For Winston Churchill, success mainly came in the form of politics. Although he is also known for his military achievements and leadership, as well as being an accomplished writer, most people think of Winston Churchill as a leader.
Churchill's first attempt at politics failed. After resigning from the army, in 1899 he was invited to the the second candidate in the Conservative Party's bid for Robert Ascroft's Oldham constituency. After the sudden death of Ascroft, it was necessary to hold a double by-election. Although he lost the election – because of a recent trend against his party – his colleagues were rather impressed by the young man's vigorous attempt.
In 1900, Winston tried again, and won the Oldham seat in Parliament. As soon as he arrived, however, he immediately switched sides from the Conservative Party to a faction within, called the Hughligans. In 1904, following several years of vehement disagreement with his own party members, he physically crossed the floor in Parliament and joined the Liberal Party. In 1905, Churchill became the Under-Secretary of State for the Colonies, primarily concerning himself with South Africa following the Boer War. In 1906, he won the Manchester North West seat, serving until 1908, when he was promoted to President of the Board of Trade. The same year, he introduced a bill – the Trade Boards Bill – establishing the first minimum wage for Britain. The following year (1909) he started the Labour Exchanges, helping the unemployed find jobs. In 1911, he assisted in drafting the first legislation for unemployment pensions, known as the National Insurance Act. The same year, he became the First Lord of the Admiralty, serving into the First World War (1915) when he resigned from government and returned to the military.
During the years from 1915 through 1923, he held several military and political positions, including Secretary of State for War and also Secretary of State for Air. Losing two elections in 1922-1923, while affiliated with the Liberal Party, he finally rejoined the Conservative Party, and was appointed Chancellor of the Exchequer in 1924. By 1931, he had damaged his reputation within the party, and spent 1932-1940 voicing widely-varying opinions about fascist dictators and communism. In 1936, Churchill publicly announced his support for King Edward VIII (who was determined to marry an already-married woman), refusing to demand abdication, as his colleagues had requested, damaging his reputation.
When World War II started on September 3, 1939 (Britain officially declaring war on Germany), Winston was once again appointed as First Lord of the Admiralty.
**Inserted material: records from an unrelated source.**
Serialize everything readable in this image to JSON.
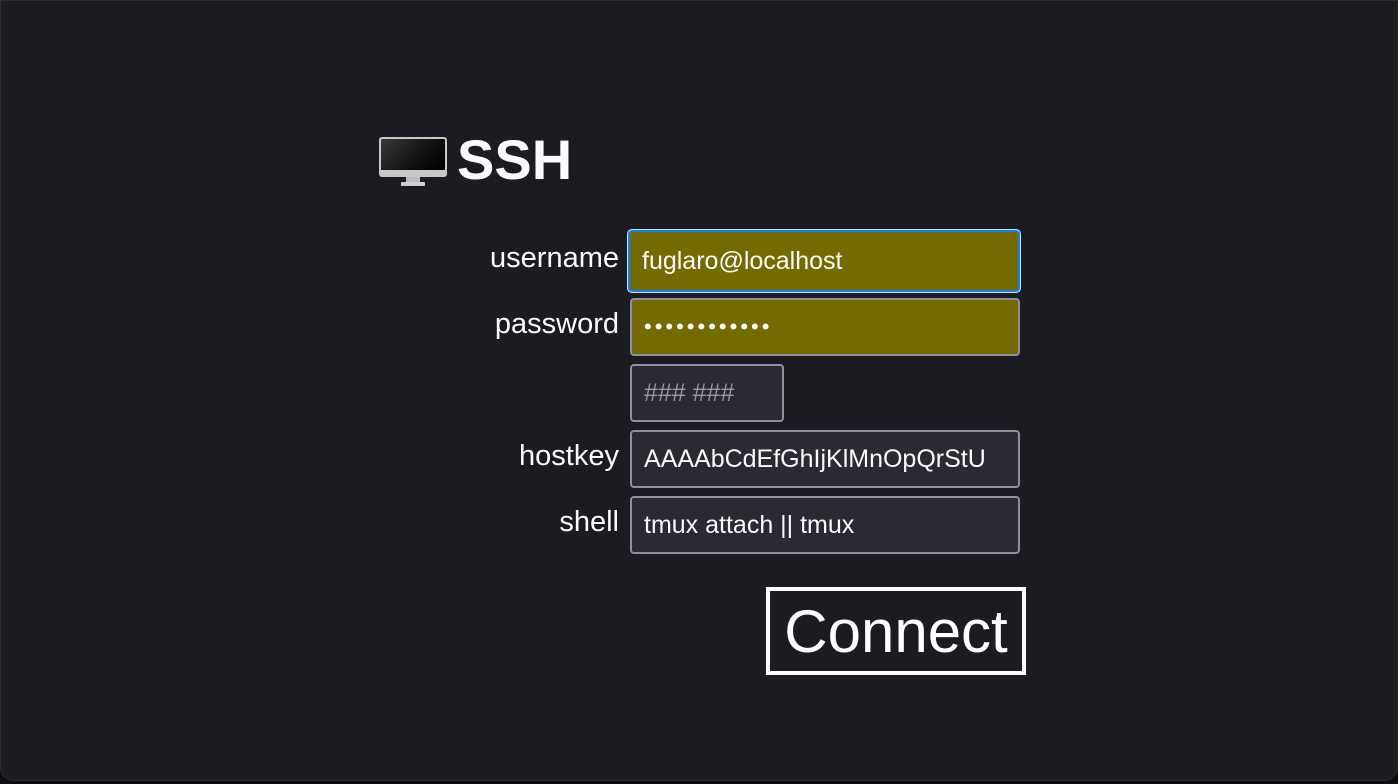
{
  "header": {
    "icon": "desktop-computer-icon",
    "title": "SSH"
  },
  "form": {
    "username": {
      "label": "username",
      "value": "fuglaro@localhost",
      "autofilled": true,
      "focused": true
    },
    "password": {
      "label": "password",
      "value": "••••••••••••",
      "autofilled": true
    },
    "otp": {
      "label": "",
      "placeholder": "### ###"
    },
    "hostkey": {
      "label": "hostkey",
      "value": "AAAAbCdEfGhIjKlMnOpQrStU"
    },
    "shell": {
      "label": "shell",
      "value": "tmux attach || tmux"
    },
    "submit_label": "Connect"
  },
  "colors": {
    "background": "#1c1b22",
    "field_background": "#2b2a33",
    "autofill_background": "#736b00",
    "focus_ring": "#0a84ff",
    "text": "#fbfbfe"
  }
}
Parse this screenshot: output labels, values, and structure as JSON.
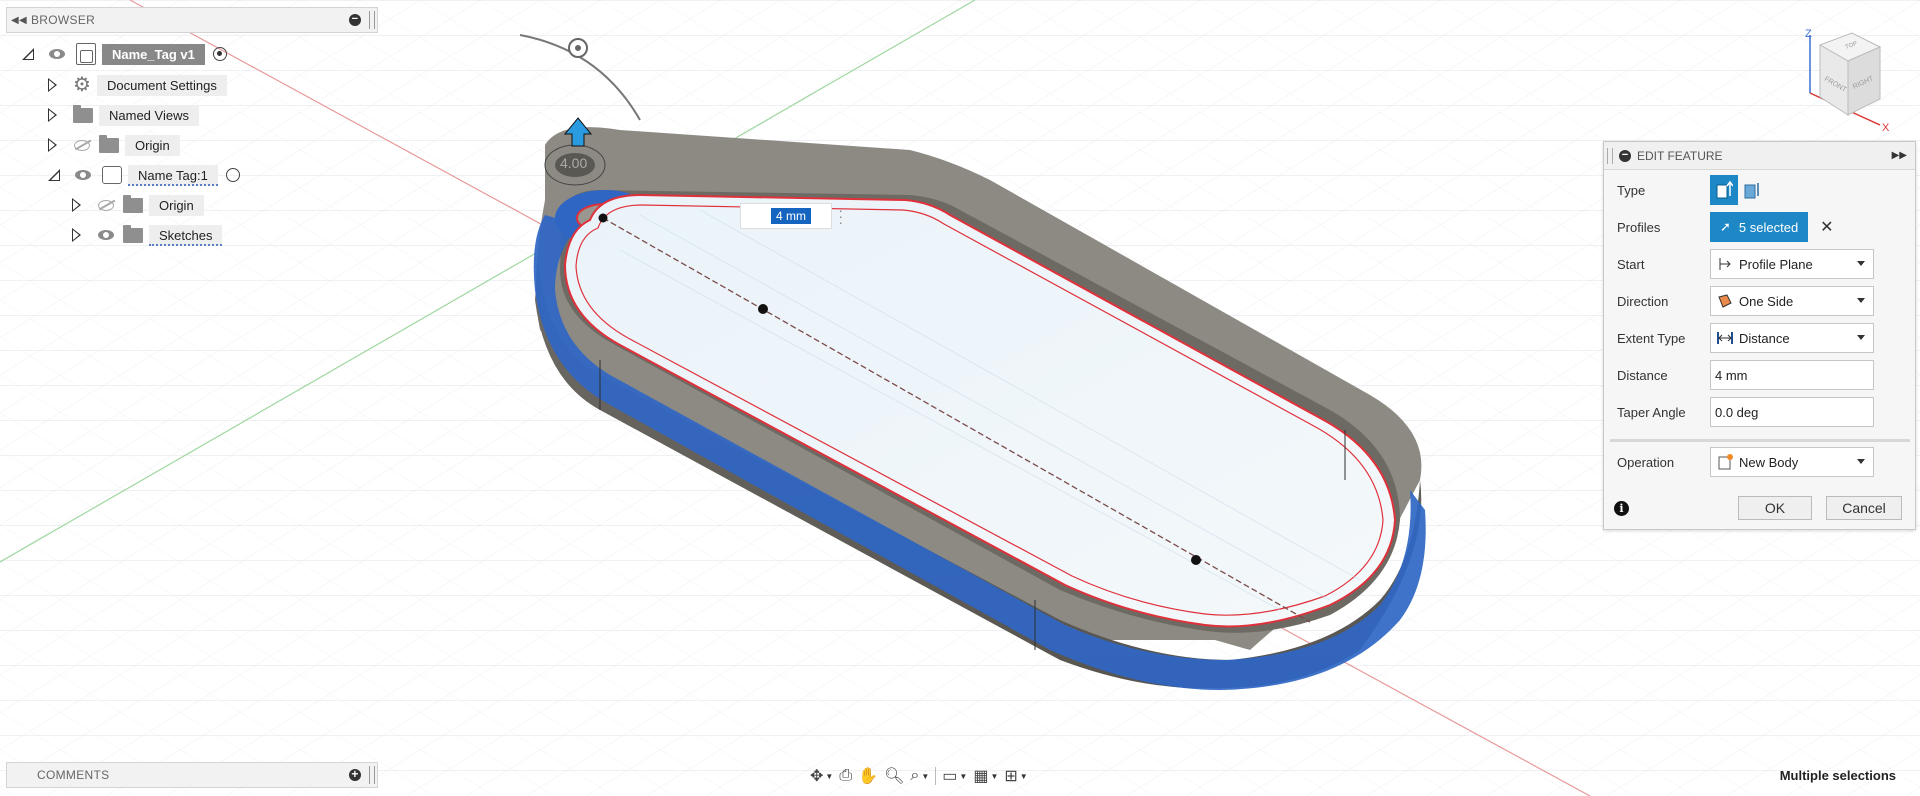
{
  "browser": {
    "title": "BROWSER",
    "root": {
      "label": "Name_Tag v1"
    },
    "items": [
      {
        "label": "Document Settings"
      },
      {
        "label": "Named Views"
      },
      {
        "label": "Origin"
      },
      {
        "label": "Name Tag:1"
      },
      {
        "label": "Origin"
      },
      {
        "label": "Sketches"
      }
    ]
  },
  "comments": {
    "title": "COMMENTS"
  },
  "canvas": {
    "distance_value": "4 mm",
    "dimension_label": "4.00"
  },
  "edit_feature": {
    "title": "EDIT FEATURE",
    "rows": {
      "type": {
        "label": "Type"
      },
      "profiles": {
        "label": "Profiles",
        "value": "5 selected"
      },
      "start": {
        "label": "Start",
        "value": "Profile Plane"
      },
      "direction": {
        "label": "Direction",
        "value": "One Side"
      },
      "extent_type": {
        "label": "Extent Type",
        "value": "Distance"
      },
      "distance": {
        "label": "Distance",
        "value": "4 mm"
      },
      "taper_angle": {
        "label": "Taper Angle",
        "value": "0.0 deg"
      },
      "operation": {
        "label": "Operation",
        "value": "New Body"
      }
    },
    "ok_label": "OK",
    "cancel_label": "Cancel",
    "info_glyph": "i"
  },
  "view_cube": {
    "faces": [
      "TOP",
      "FRONT",
      "RIGHT"
    ],
    "axes": [
      "Z",
      "X"
    ]
  },
  "status": {
    "text": "Multiple selections"
  },
  "colors": {
    "selection_blue": "#1e88c7",
    "face_highlight_blue": "#2f66c4",
    "body_gray": "#66645f",
    "profile_red": "#e0303a",
    "grid": "#d7dde4"
  },
  "toolbar_icons": [
    "orbit-icon",
    "look-at-icon",
    "pan-icon",
    "zoom-icon",
    "fit-icon",
    "display-settings-icon",
    "grid-icon",
    "viewports-icon"
  ]
}
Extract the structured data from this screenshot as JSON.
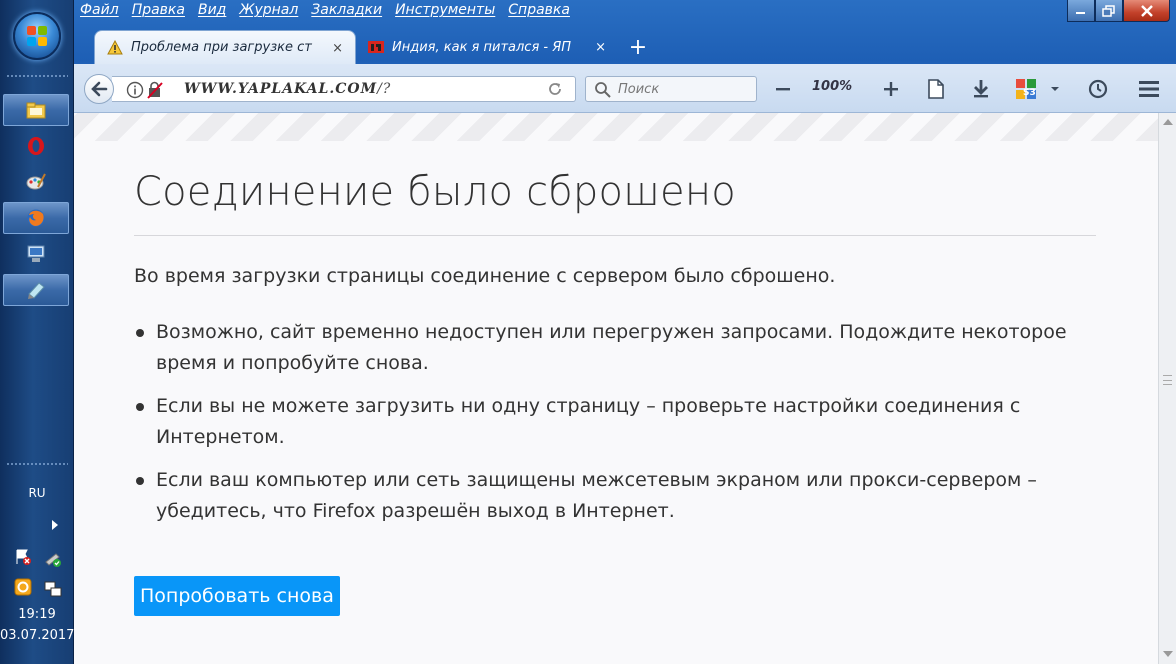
{
  "taskbar": {
    "language": "RU",
    "clock_time": "19:19",
    "clock_date": "03.07.2017",
    "pinned": [
      {
        "name": "explorer-icon"
      },
      {
        "name": "opera-icon"
      },
      {
        "name": "paint-icon"
      },
      {
        "name": "firefox-icon"
      },
      {
        "name": "network-icon"
      },
      {
        "name": "notepad-icon"
      }
    ]
  },
  "menubar": {
    "items": [
      "Файл",
      "Правка",
      "Вид",
      "Журнал",
      "Закладки",
      "Инструменты",
      "Справка"
    ]
  },
  "tabs": [
    {
      "title": "Проблема при загрузке ст",
      "icon": "warning-icon",
      "active": true,
      "close": "×"
    },
    {
      "title": "Индия, как я питался - ЯП",
      "icon": "yaplakal-icon",
      "active": false,
      "close": "×"
    }
  ],
  "newtab": {
    "label": "+"
  },
  "navbar": {
    "url_domain": "WWW.YAPLAKAL.COM",
    "url_rest": "/?",
    "search_placeholder": "Поиск",
    "zoom": "100%"
  },
  "error": {
    "title": "Соединение было сброшено",
    "description": "Во время загрузки страницы соединение с сервером было сброшено.",
    "items": [
      "Возможно, сайт временно недоступен или перегружен запросами. Подождите некоторое время и попробуйте снова.",
      "Если вы не можете загрузить ни одну страницу – проверьте настройки соединения с Интернетом.",
      "Если ваш компьютер или сеть защищены межсетевым экраном или прокси-сервером – убедитесь, что Firefox разрешён выход в Интернет."
    ],
    "retry_label": "Попробовать снова"
  },
  "colors": {
    "accent": "#0996f8",
    "window_chrome": "#1e5fb5",
    "close_button": "#c3412a"
  }
}
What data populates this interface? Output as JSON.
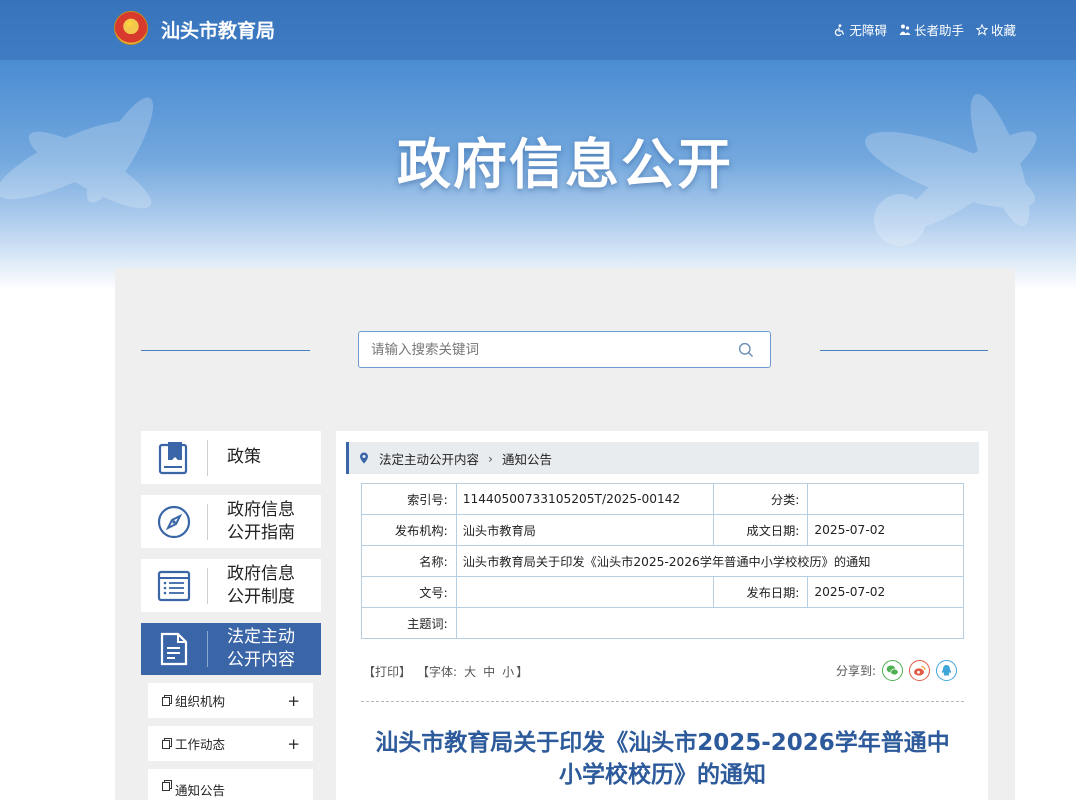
{
  "header": {
    "site_name": "汕头市教育局",
    "links": [
      {
        "label": "无障碍",
        "icon": "accessibility-icon"
      },
      {
        "label": "长者助手",
        "icon": "elder-assist-icon"
      },
      {
        "label": "收藏",
        "icon": "star-icon"
      }
    ],
    "hero_title": "政府信息公开"
  },
  "search": {
    "placeholder": "请输入搜索关键词",
    "value": ""
  },
  "sidebar": {
    "items": [
      {
        "label": "政策",
        "icon": "policy-book-icon",
        "active": false
      },
      {
        "label": "政府信息\n公开指南",
        "icon": "compass-icon",
        "active": false
      },
      {
        "label": "政府信息\n公开制度",
        "icon": "list-document-icon",
        "active": false
      },
      {
        "label": "法定主动\n公开内容",
        "icon": "document-icon",
        "active": true
      }
    ],
    "sub_items": [
      {
        "label": "组织机构",
        "expand": "+"
      },
      {
        "label": "工作动态",
        "expand": "+"
      },
      {
        "label": "通知公告",
        "expand": ""
      }
    ]
  },
  "breadcrumb": {
    "items": [
      "法定主动公开内容",
      "通知公告"
    ],
    "separator": "›"
  },
  "meta": {
    "index_label": "索引号:",
    "index_value": "11440500733105205T/2025-00142",
    "category_label": "分类:",
    "category_value": "",
    "publisher_label": "发布机构:",
    "publisher_value": "汕头市教育局",
    "written_date_label": "成文日期:",
    "written_date_value": "2025-07-02",
    "name_label": "名称:",
    "name_value": "汕头市教育局关于印发《汕头市2025-2026学年普通中小学校校历》的通知",
    "doc_no_label": "文号:",
    "doc_no_value": "",
    "publish_date_label": "发布日期:",
    "publish_date_value": "2025-07-02",
    "subject_label": "主题词:",
    "subject_value": ""
  },
  "tools": {
    "print": "【打印】",
    "font_prefix": "【字体:",
    "font_large": "大",
    "font_medium": "中",
    "font_small": "小",
    "font_suffix": "】",
    "share_label": "分享到:"
  },
  "document": {
    "title_line1": "汕头市教育局关于印发《汕头市2025-2026学年普通中",
    "title_line2": "小学校校历》的通知"
  },
  "colors": {
    "brand_blue": "#3a66a8",
    "title_blue": "#2d5a9b",
    "wechat_green": "#4caf50",
    "weibo_red": "#e05a45",
    "qq_blue": "#3fa5d8"
  }
}
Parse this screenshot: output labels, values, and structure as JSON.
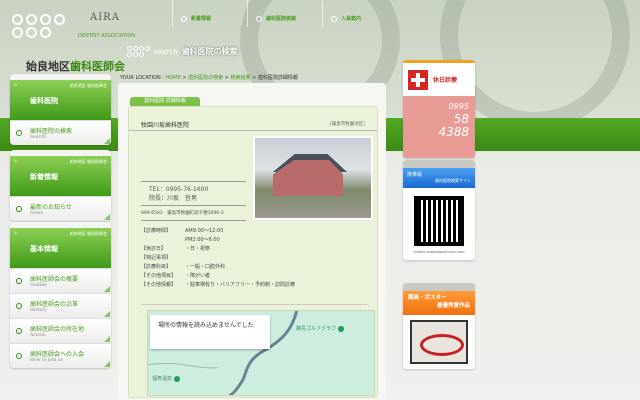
{
  "header": {
    "logo_text": "AIRA",
    "logo_sub": "DENTIST ASSOCIATION",
    "title_plain": "始良地区",
    "title_accent": "歯科医師会"
  },
  "top_nav": [
    {
      "label": "新着情報"
    },
    {
      "label": "歯科医院検索"
    },
    {
      "label": "入会案内"
    }
  ],
  "section_heading": {
    "search_word": "search",
    "title": "歯科医院の検索"
  },
  "breadcrumb": {
    "prefix": "YOUR LOCATION",
    "items": [
      "HOME",
      "歯科医院の検索",
      "検索結果"
    ],
    "current": "歯科医院詳細情報"
  },
  "sidebar": [
    {
      "sub": "姶良地区 歯科医師会",
      "title": "歯科医院",
      "items": [
        {
          "label": "歯科医院の検索",
          "en": "Search"
        }
      ]
    },
    {
      "sub": "姶良地区 歯科医師会",
      "title": "新着情報",
      "items": [
        {
          "label": "最新のお知らせ",
          "en": "News"
        }
      ]
    },
    {
      "sub": "姶良地区 歯科医師会",
      "title": "基本情報",
      "items": [
        {
          "label": "歯科医師会の概要",
          "en": "Outline"
        },
        {
          "label": "歯科医師会の沿革",
          "en": "History"
        },
        {
          "label": "歯科医師会の所在地",
          "en": "Access"
        },
        {
          "label": "歯科医師会への入会",
          "en": "How to join us"
        }
      ]
    }
  ],
  "detail": {
    "tab": "歯科医院 詳細情報",
    "name": "牧園川坂歯科医院",
    "area": "[霧島市牧園地区]",
    "tel": "TEL：0995-76-1600",
    "director": "院長：川坂　哲男",
    "address": "899-6503　霧島市牧園町高千穂3096-3",
    "rows": [
      {
        "k": "【診療時間】",
        "v": "AM9:00～12:00"
      },
      {
        "k": "",
        "v": "PM2:00～6:00"
      },
      {
        "k": "【休診日】",
        "v": "・日・祝祭"
      },
      {
        "k": "【特記事項】",
        "v": ""
      },
      {
        "k": "【診療科目】",
        "v": "・一般・口腔外科"
      },
      {
        "k": "【その他項目】",
        "v": "・障がい者"
      },
      {
        "k": "【その他情報】",
        "v": "・駐車場有り・バリアフリー・予約制・訪問診療"
      }
    ]
  },
  "map": {
    "error": "場所の情報を読み込めませんでした",
    "poi1": "霧島ゴルフクラブ",
    "poi2": "福寿温泉"
  },
  "right": {
    "holiday_label": "休日診療",
    "phone": [
      "0995",
      "58",
      "4388"
    ],
    "mobile_label": "携帯版",
    "mobile_sub": "歯科医院検索サイト",
    "mobile_url": "mobile.aidaikagoshimsu.com",
    "poster_line1": "図画・ポスター",
    "poster_line2": "最優秀賞作品"
  }
}
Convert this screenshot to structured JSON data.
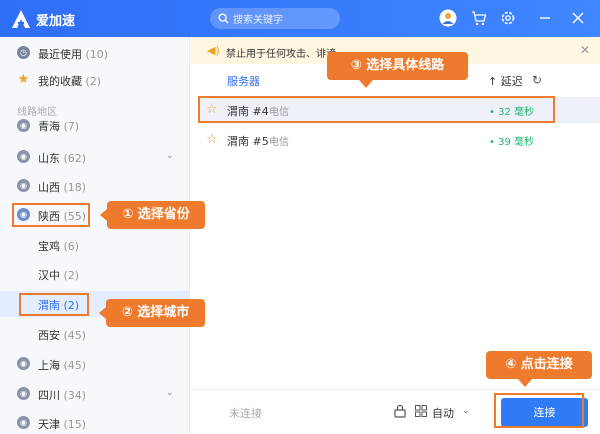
{
  "app": {
    "name": "爱加速"
  },
  "search": {
    "placeholder": "搜索关键字"
  },
  "sidebar": {
    "top_items": [
      {
        "label": "最近使用",
        "count": "(10)"
      },
      {
        "label": "我的收藏",
        "count": "(2)"
      }
    ],
    "section_label": "线路地区",
    "regions": [
      {
        "label": "青海",
        "count": "(7)"
      },
      {
        "label": "山东",
        "count": "(62)"
      },
      {
        "label": "山西",
        "count": "(18)"
      },
      {
        "label": "陕西",
        "count": "(55)"
      },
      {
        "label": "宝鸡",
        "count": "(6)"
      },
      {
        "label": "汉中",
        "count": "(2)"
      },
      {
        "label": "渭南",
        "count": "(2)"
      },
      {
        "label": "西安",
        "count": "(45)"
      },
      {
        "label": "上海",
        "count": "(45)"
      },
      {
        "label": "四川",
        "count": "(34)"
      },
      {
        "label": "天津",
        "count": "(15)"
      }
    ]
  },
  "notice": {
    "text": "禁止用于任何攻击、诽谤、…"
  },
  "columns": {
    "server": "服务器",
    "delay": "↑ 延迟"
  },
  "servers": [
    {
      "name": "渭南 #4",
      "isp": "电信",
      "latency": "• 32 毫秒"
    },
    {
      "name": "渭南 #5",
      "isp": "电信",
      "latency": "• 39 毫秒"
    }
  ],
  "footer": {
    "status": "未连接",
    "mode": "自动",
    "connect_label": "连接"
  },
  "annotations": {
    "step1": "① 选择省份",
    "step2": "② 选择城市",
    "step3": "③ 选择具体线路",
    "step4": "④ 点击连接"
  },
  "colors": {
    "brand": "#2f6ef6",
    "accent": "#ee7a2e",
    "latency": "#22b573"
  }
}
In 1940, after Chamberlain resigned and Lord Halifax turned down the position of prime minister, Churchill was asked by King George VI to assume the vital position. Despite a majority opinion for armistice, Churchill flatly refused, and began preparing the British people to support him. On June 18, 1940, he gave his infamous 'finest hour' speech to the House of Commons, telling them that war was about to begin. During his first speech as PM, he told Parliament "I have nothing to offer but blood, toil, tears, and sweat," which led to cheering and support from those who had previously ignored him.
His first time as PM was filled with great successes, controversy, and even failures. Churchill was known for his wit, charisma, and biting sarcasm, while maintaining unexpected relationships with other world leaders such as Franklin D. Roosevelt and Joseph Stalin. He was a party to numerous treaties, but he was also involved in tragedies such as the Dresden bombings, resulting in the deaths of approximately 200,000 refugees. When the war ended in 1945, he found little reason to celebrate, as he thought the British should now attack Russia because they might not follow previous agreements. Luckily, the British Chiefs of Staff Committee rejected the idea because it wasn't militarily feasible, avoiding the start of what could have become World War III.